■ What is expected: Nothing but the images is to be left out of your exact copy of the entries.

*** Dataset content Section Begins ***

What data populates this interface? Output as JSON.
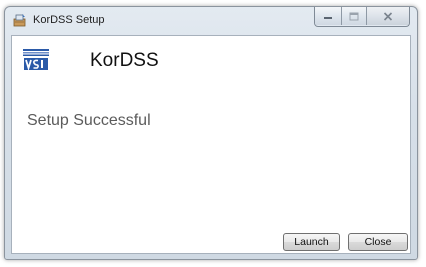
{
  "window": {
    "title": "KorDSS Setup"
  },
  "header": {
    "product_name": "KorDSS",
    "logo_icon": "vsi-logo-icon"
  },
  "main": {
    "status": "Setup Successful"
  },
  "buttons": {
    "launch": "Launch",
    "close": "Close"
  },
  "titlebar_icons": {
    "app": "setup-icon",
    "minimize": "minimize-icon",
    "maximize": "maximize-icon",
    "close": "close-icon"
  },
  "colors": {
    "logo_blue": "#2b5aa8",
    "text_primary": "#111111",
    "status_text": "#5b5b5b"
  }
}
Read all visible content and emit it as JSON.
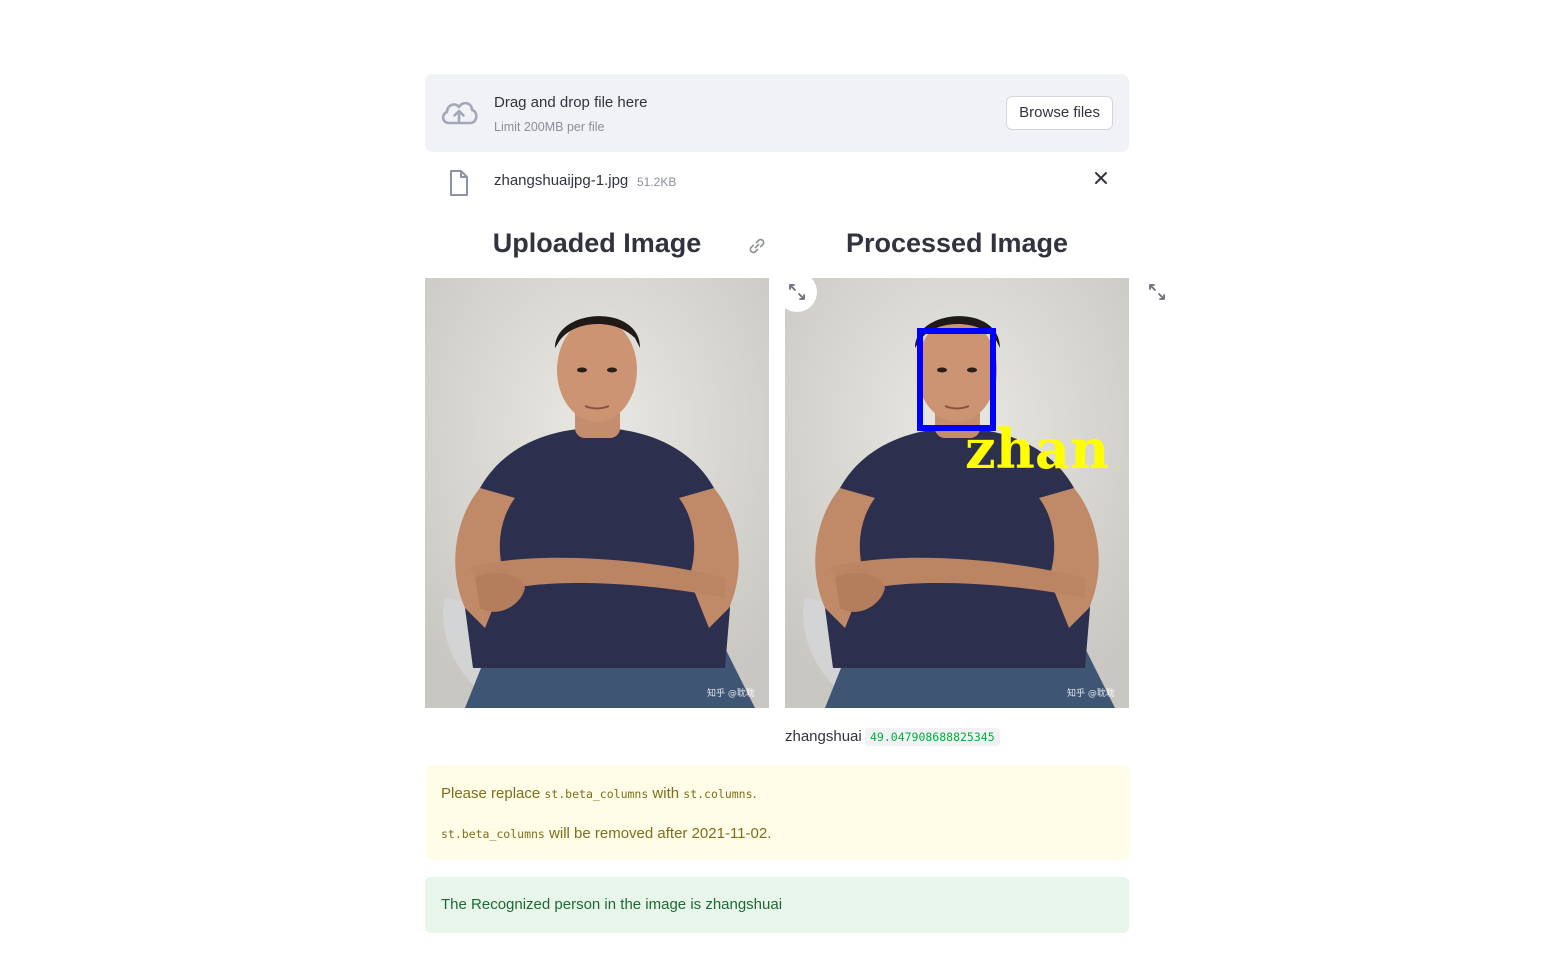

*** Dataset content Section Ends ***

■ Answer:
What data populates this interface? Output as JSON.
{
  "window": {
    "title": "KorDSS Setup"
  },
  "header": {
    "product_name": "KorDSS",
    "logo_icon": "vsi-logo-icon"
  },
  "main": {
    "status": "Setup Successful"
  },
  "buttons": {
    "launch": "Launch",
    "close": "Close"
  },
  "titlebar_icons": {
    "app": "setup-icon",
    "minimize": "minimize-icon",
    "maximize": "maximize-icon",
    "close": "close-icon"
  },
  "colors": {
    "logo_blue": "#2b5aa8",
    "text_primary": "#111111",
    "status_text": "#5b5b5b"
  }
}
Read all visible content and emit it as JSON.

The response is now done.